In this article, you’ve learned how long birds take to find feeders for the first time, how birds find feeders, and some reasons why birds just aren’t coming to your feeders.
Hopefully, with all the insight and knowledge I’ve compiled for you, you will be able to see some feathered friends at your feeders soon. Really, I mean it! Many have done it, so can you.
Have patience and happy birding!
- Rothery L, Scott GW, Morrell LJ (2017) Colour preferences of UK garden birds at supplementary seed feeders. PLoS ONE 12(2): e0172422. https://doi.org/10.1371/journal.pone.0172422
My Recommended Birding Resources:
Hey there, Justin here!
Here’s a list of all my favorite resources, products, and all brands I trust and love.
Although some may be affiliate links, I will only recommend those that I think are of great value. Simply purchasing using the links helps to keep this blog running!
- My Binoculars: The pair of binoculars that I personally use is the Celestron Nature DX 8×42 Binoculars. It’s a great budget pair for beginner birders. Highly valued for its price! Read my review here.
- Safe Paint for Bird Baths: Not any paint can be used to paint bird baths. Links to all safe paint for bird baths are in this article I wrote!
- Safe Sealers for Bird Baths: Not all sealers can be used to paint bird baths. Links to all sealers for bird baths are in this article I wrote!
- Safe Paint for Bird Feeders: Special care needs to be taken to paint bird feeders with the right paint. Read more in the article here!
- Safe Paint for Birdhouses: Not any paint can be used to paint birdhouses. Links to all safe paint for birdhouses are in this article I wrote!
- Birding Apps: 2 of my favorite birding apps are Merlin Bird ID, and eBird Mobile! Merlin is great for tracking and identifying birds, and eBird Mobile is great to track the birds sighted when birding. Read a post about them here.
- Birding Websites: I’ve compiled a list of links to my top 10 recommended birding websites in a blog post. Find the links here!

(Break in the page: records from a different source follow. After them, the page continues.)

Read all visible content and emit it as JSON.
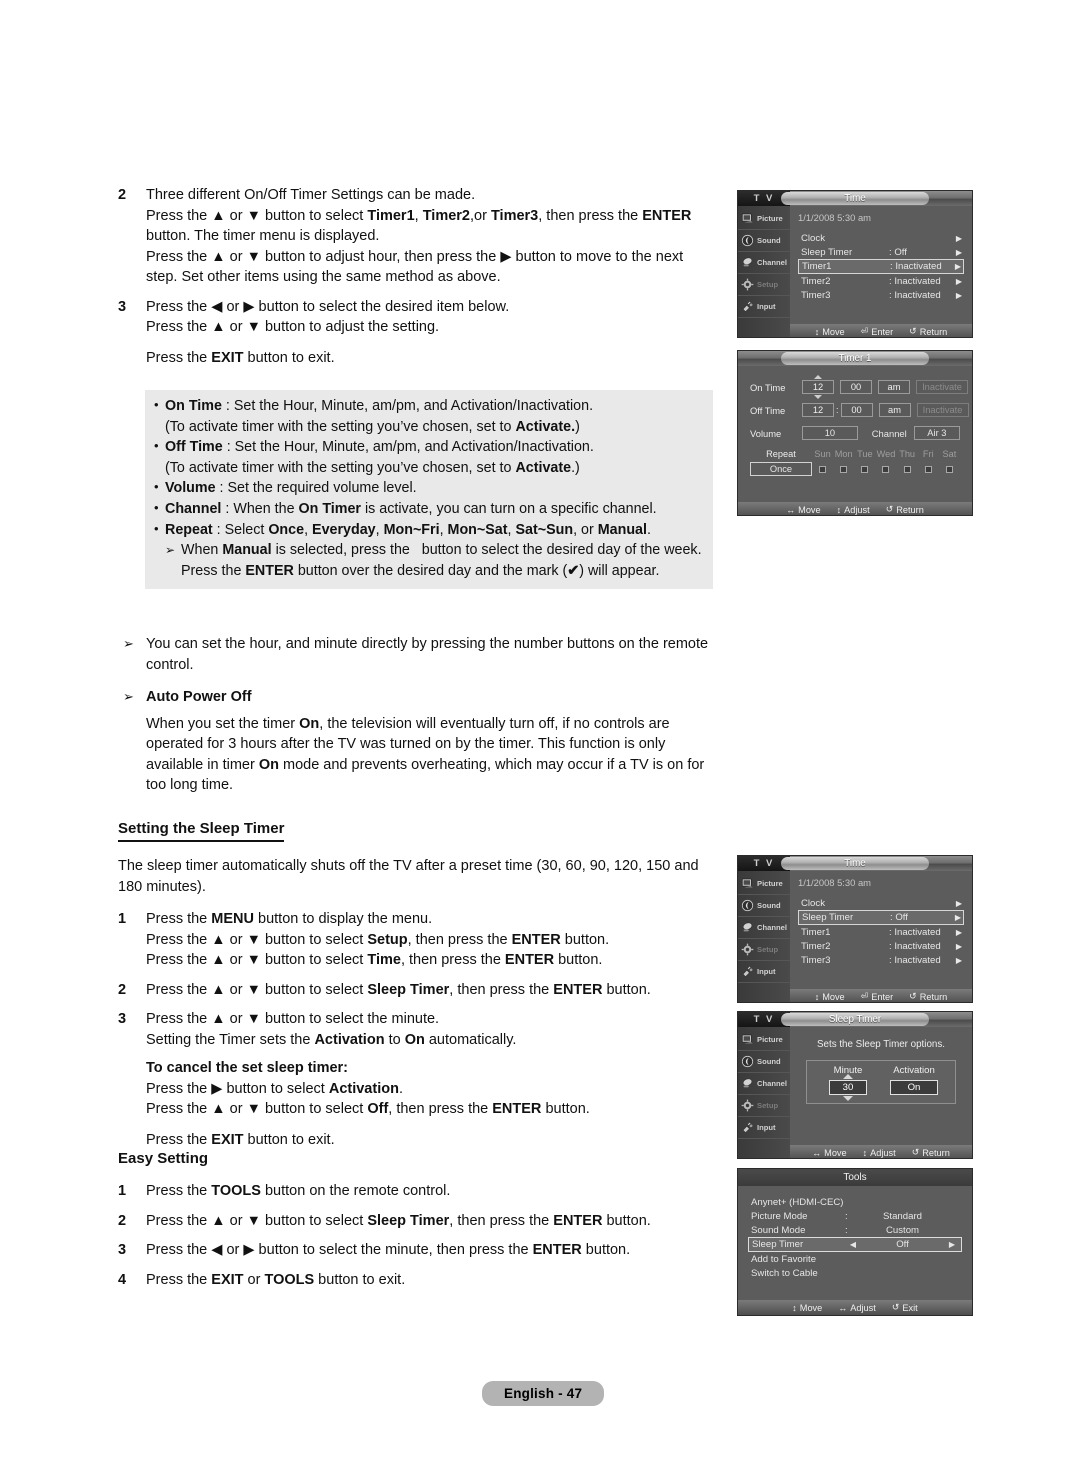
{
  "document": {
    "footer_badge": "English - 47"
  },
  "steps": {
    "s2": {
      "num": "2",
      "lines": [
        "Three different On/Off Timer Settings can be made.",
        "Press the ▲ or ▼ button to select Timer1, Timer2,or Timer3, then press the ENTER button. The timer menu is displayed.",
        "Press the ▲ or ▼ button to adjust hour, then press the ▶ button to move to the next step. Set other items using the same method as above."
      ]
    },
    "s3": {
      "num": "3",
      "lines": [
        "Press the ◀ or ▶ button to select the desired item below.",
        "Press the ▲ or ▼ button to adjust the setting.",
        "Press the EXIT button to exit."
      ]
    }
  },
  "graybox": {
    "items": [
      {
        "term": "On Time",
        "rest": " : Set the Hour, Minute, am/pm, and Activation/Inactivation.",
        "cont": "(To activate timer with the setting you’ve chosen, set to Activate.)"
      },
      {
        "term": "Off Time",
        "rest": " : Set the Hour, Minute, am/pm, and Activation/Inactivation.",
        "cont": "(To activate timer with the setting you’ve chosen, set to Activate.)"
      },
      {
        "term": "Volume",
        "rest": " : Set the required volume level."
      },
      {
        "term": "Channel",
        "rest": " : When the On Timer is activate, you can turn on a specific channel."
      },
      {
        "term": "Repeat",
        "rest": " : Select Once, Everyday, Mon~Fri, Mon~Sat, Sat~Sun, or Manual."
      }
    ],
    "note": "When Manual is selected, press the   button to select the desired day of the week. Press the ENTER button over the desired day and the mark (✔) will appear."
  },
  "notes": {
    "number_buttons": "You can set the hour, and minute directly by pressing the number buttons on the remote control.",
    "auto_power_off_heading": "Auto Power Off",
    "auto_power_off_body": "When you set the timer On, the television will eventually turn off, if no controls are operated for 3 hours after the TV was turned on by the timer. This function is only available in timer On mode and prevents overheating, which may occur if a TV is on for too long time."
  },
  "sleep_section": {
    "heading": "Setting the Sleep Timer",
    "intro": "The sleep timer automatically shuts off the TV after a preset time (30, 60, 90, 120, 150 and 180 minutes).",
    "steps": [
      {
        "num": "1",
        "lines": [
          "Press the MENU button to display the menu.",
          "Press the ▲ or ▼ button to select Setup, then press the ENTER button.",
          "Press the ▲ or ▼ button to select Time, then press the ENTER button."
        ]
      },
      {
        "num": "2",
        "lines": [
          "Press the ▲ or ▼ button to select Sleep Timer, then press the ENTER button."
        ]
      },
      {
        "num": "3",
        "lines": [
          "Press the ▲ or ▼ button to select the minute.",
          "Setting the Timer sets the Activation to On automatically."
        ]
      }
    ],
    "cancel_heading": "To cancel the set sleep timer:",
    "cancel_lines": [
      "Press the ▶ button to select Activation.",
      "Press the ▲ or ▼ button to select Off, then press the ENTER button."
    ],
    "exit_line": "Press the EXIT button to exit."
  },
  "easy_setting": {
    "heading": "Easy Setting",
    "steps": [
      {
        "num": "1",
        "text": "Press the TOOLS button on the remote control."
      },
      {
        "num": "2",
        "text": "Press the ▲ or ▼ button to select Sleep Timer, then press the ENTER button."
      },
      {
        "num": "3",
        "text": "Press the ◀ or ▶ button to select the minute, then press the ENTER button."
      },
      {
        "num": "4",
        "text": "Press the EXIT or TOOLS button to exit."
      }
    ]
  },
  "osd_common": {
    "tv_label": "T V",
    "sidebar": [
      {
        "label": "Picture",
        "icon": "picture-icon",
        "dim": false
      },
      {
        "label": "Sound",
        "icon": "sound-icon",
        "dim": false
      },
      {
        "label": "Channel",
        "icon": "channel-icon",
        "dim": false
      },
      {
        "label": "Setup",
        "icon": "gear-icon",
        "dim": true
      },
      {
        "label": "Input",
        "icon": "plug-icon",
        "dim": false
      }
    ],
    "arrow_right": "▶",
    "arrow_left": "◀",
    "updown_glyph": "↕",
    "leftright_glyph": "↔",
    "return_glyph": "↺",
    "enter_glyph": "⏎"
  },
  "osd_time_1": {
    "title": "Time",
    "clock": "1/1/2008 5:30 am",
    "rows": [
      {
        "label": "Clock",
        "value": "",
        "selected": false
      },
      {
        "label": "Sleep Timer",
        "value": ": Off",
        "selected": false
      },
      {
        "label": "Timer1",
        "value": ": Inactivated",
        "selected": true
      },
      {
        "label": "Timer2",
        "value": ": Inactivated",
        "selected": false
      },
      {
        "label": "Timer3",
        "value": ": Inactivated",
        "selected": false
      }
    ],
    "hints": [
      "Move",
      "Enter",
      "Return"
    ]
  },
  "osd_timer1": {
    "title": "Timer 1",
    "on_time": {
      "label": "On Time",
      "hour": "12",
      "minute": "00",
      "ampm": "am",
      "activation": "Inactivate"
    },
    "off_time": {
      "label": "Off Time",
      "hour": "12",
      "minute": "00",
      "ampm": "am",
      "activation": "Inactivate"
    },
    "volume_label": "Volume",
    "volume_value": "10",
    "channel_label": "Channel",
    "channel_value": "Air 3",
    "repeat_label": "Repeat",
    "repeat_value": "Once",
    "days": [
      "Sun",
      "Mon",
      "Tue",
      "Wed",
      "Thu",
      "Fri",
      "Sat"
    ],
    "hints": [
      "Move",
      "Adjust",
      "Return"
    ]
  },
  "osd_time_2": {
    "title": "Time",
    "clock": "1/1/2008 5:30 am",
    "rows": [
      {
        "label": "Clock",
        "value": "",
        "selected": false
      },
      {
        "label": "Sleep Timer",
        "value": ": Off",
        "selected": true
      },
      {
        "label": "Timer1",
        "value": ": Inactivated",
        "selected": false
      },
      {
        "label": "Timer2",
        "value": ": Inactivated",
        "selected": false
      },
      {
        "label": "Timer3",
        "value": ": Inactivated",
        "selected": false
      }
    ],
    "hints": [
      "Move",
      "Enter",
      "Return"
    ]
  },
  "osd_sleep": {
    "title": "Sleep Timer",
    "description": "Sets the Sleep Timer options.",
    "minute_header": "Minute",
    "activation_header": "Activation",
    "minute_value": "30",
    "activation_value": "On",
    "hints": [
      "Move",
      "Adjust",
      "Return"
    ]
  },
  "osd_tools": {
    "title": "Tools",
    "rows": [
      {
        "label": "Anynet+ (HDMI-CEC)",
        "colon": "",
        "value": "",
        "selected": false,
        "arrows": false
      },
      {
        "label": "Picture Mode",
        "colon": ":",
        "value": "Standard",
        "selected": false,
        "arrows": false
      },
      {
        "label": "Sound Mode",
        "colon": ":",
        "value": "Custom",
        "selected": false,
        "arrows": false
      },
      {
        "label": "Sleep Timer",
        "colon": "",
        "value": "Off",
        "selected": true,
        "arrows": true
      },
      {
        "label": "Add to Favorite",
        "colon": "",
        "value": "",
        "selected": false,
        "arrows": false
      },
      {
        "label": "Switch to Cable",
        "colon": "",
        "value": "",
        "selected": false,
        "arrows": false
      }
    ],
    "hints": [
      "Move",
      "Adjust",
      "Exit"
    ]
  }
}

- Birding Podcasts: Birding podcasts are a great way to learn about birds. Links to the top 8 that I recommend can be found here!
Alternatively, you can check out my resources page here where I’ve compiled all the links to the above!